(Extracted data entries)
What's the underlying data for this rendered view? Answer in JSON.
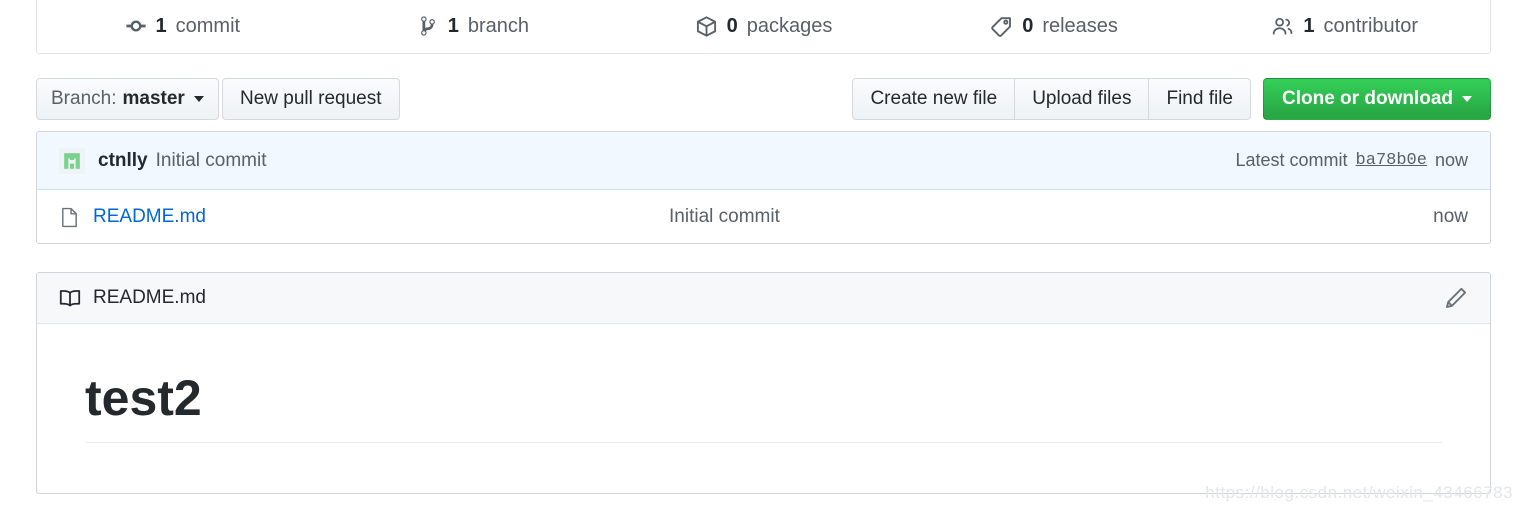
{
  "stats": [
    {
      "icon": "commit-icon",
      "count": "1",
      "label": "commit",
      "name": "stat-commits"
    },
    {
      "icon": "branch-icon",
      "count": "1",
      "label": "branch",
      "name": "stat-branches"
    },
    {
      "icon": "package-icon",
      "count": "0",
      "label": "packages",
      "name": "stat-packages"
    },
    {
      "icon": "tag-icon",
      "count": "0",
      "label": "releases",
      "name": "stat-releases"
    },
    {
      "icon": "people-icon",
      "count": "1",
      "label": "contributor",
      "name": "stat-contributors"
    }
  ],
  "toolbar": {
    "branch_label": "Branch:",
    "branch_value": "master",
    "new_pull_request": "New pull request",
    "create_new_file": "Create new file",
    "upload_files": "Upload files",
    "find_file": "Find file",
    "clone_or_download": "Clone or download"
  },
  "commit_bar": {
    "author": "ctnlly",
    "message": "Initial commit",
    "latest_commit_label": "Latest commit",
    "sha": "ba78b0e",
    "time": "now"
  },
  "files": [
    {
      "icon": "file-icon",
      "name": "README.md",
      "message": "Initial commit",
      "time": "now"
    }
  ],
  "readme": {
    "icon": "book-icon",
    "title": "README.md",
    "edit_icon": "pencil-icon",
    "heading": "test2"
  },
  "watermark": "https://blog.csdn.net/weixin_43466783",
  "colors": {
    "accent_green": "#28a745",
    "link_blue": "#0366d6",
    "commit_bar_bg": "#f1f8ff",
    "panel_header_bg": "#f6f8fa",
    "border": "#d1d5da",
    "muted_text": "#586069"
  }
}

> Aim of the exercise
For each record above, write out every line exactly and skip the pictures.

> Result of this task
What's the underlying data for this rendered view? Answer in JSON.
{
  "stats": [
    {
      "icon": "commit-icon",
      "count": "1",
      "label": "commit",
      "name": "stat-commits"
    },
    {
      "icon": "branch-icon",
      "count": "1",
      "label": "branch",
      "name": "stat-branches"
    },
    {
      "icon": "package-icon",
      "count": "0",
      "label": "packages",
      "name": "stat-packages"
    },
    {
      "icon": "tag-icon",
      "count": "0",
      "label": "releases",
      "name": "stat-releases"
    },
    {
      "icon": "people-icon",
      "count": "1",
      "label": "contributor",
      "name": "stat-contributors"
    }
  ],
  "toolbar": {
    "branch_label": "Branch:",
    "branch_value": "master",
    "new_pull_request": "New pull request",
    "create_new_file": "Create new file",
    "upload_files": "Upload files",
    "find_file": "Find file",
    "clone_or_download": "Clone or download"
  },
  "commit_bar": {
    "author": "ctnlly",
    "message": "Initial commit",
    "latest_commit_label": "Latest commit",
    "sha": "ba78b0e",
    "time": "now"
  },
  "files": [
    {
      "icon": "file-icon",
      "name": "README.md",
      "message": "Initial commit",
      "time": "now"
    }
  ],
  "readme": {
    "icon": "book-icon",
    "title": "README.md",
    "edit_icon": "pencil-icon",
    "heading": "test2"
  },
  "watermark": "https://blog.csdn.net/weixin_43466783",
  "colors": {
    "accent_green": "#28a745",
    "link_blue": "#0366d6",
    "commit_bar_bg": "#f1f8ff",
    "panel_header_bg": "#f6f8fa",
    "border": "#d1d5da",
    "muted_text": "#586069"
  }
}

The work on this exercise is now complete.